  • what_eva

    That still sounds like a pretty wide street (4 travel lanes, 2 parking and 2 cycle tracks), as opposed to Damen which is 2 travel lanes and 2 parking lanes in North Center.

  • Take a gander at the side streets, though. No stop signs or signals with the arterial and no stop signs or signals with other side streets.

    Raised intersection, so crosswalks don’t need to be marked, not even a yield sign (because every intersection implies this based on the rules of the road).

  • Anna Schibrowsky

    That animal hospital is just north of the Belmont entrance/exit on the Kennedy. I wonder if the driver exited, made the required stops and turns, and then accelerated toward expressway speed because street speed felt too slow. It seems like you’d have to be going pretty fast for a pothole to send you careening through the parking lane and over the sidewalk to strike that building.

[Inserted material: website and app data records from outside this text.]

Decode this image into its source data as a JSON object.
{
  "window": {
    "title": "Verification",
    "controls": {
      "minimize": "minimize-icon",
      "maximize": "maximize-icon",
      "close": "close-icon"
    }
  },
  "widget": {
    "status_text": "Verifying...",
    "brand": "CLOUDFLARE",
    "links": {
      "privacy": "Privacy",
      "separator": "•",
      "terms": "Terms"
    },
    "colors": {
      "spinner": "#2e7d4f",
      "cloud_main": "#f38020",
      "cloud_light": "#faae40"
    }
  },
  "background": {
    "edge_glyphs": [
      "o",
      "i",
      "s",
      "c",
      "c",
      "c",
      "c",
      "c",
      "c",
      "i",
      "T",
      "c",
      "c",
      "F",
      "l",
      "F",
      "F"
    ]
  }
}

  • I had a close call with another car this afternoon (coming out of a McDonalds driveway; he was entering) because the sun was right in my eyes at the precise moment I entered the sidewalk, and he was in shade. I didn’t think I was going to have obstructed view, because as I was approaching the road my roof was shading my eyes; I looked and committed, and suddenly had a glare and momentary bright/dark blindness, and luckily braked reflexively when it happened because the next thing I saw was a car making a sudden left into the driveway in a way that would have put me in his quarterpanel if I hadn’t braked. Never saw him.

  • High_n_Dry

    Didnt the previous ED say the same thing? Is this in Metra’s mission statement? “We’ve lost a lot of that public trust and we’ve got to earn that back.”

  • CL

    That sounds scary — but you did the exact right thing. When you can’t see, you have to stop. And if I’m in a spot where it’s impossible for my vision to improve (like if something is blocking my view) I just inch very slowly, like when I’m backing out of a parking space, until I can see.

    The only time I truly didn’t know what to do was when I was driving on Lake Shore and I got caught in a heavy downpour. The rain was so bad that I couldn’t see at all for a moment — I’m sure it was only seconds, but it seemed longer. Normally when I can’t see, I just stop, but I was afraid to stop suddenly (because presumably the person behind me also couldn’t see, and what if they hit me?) and afraid to keep going. I just slowed down even more and hoped the person behind me was doing the same thing.

  • Ryan Wallace

    I ride numerous routes and I have not seen any change to the readers. There has definitely been several software upgrades.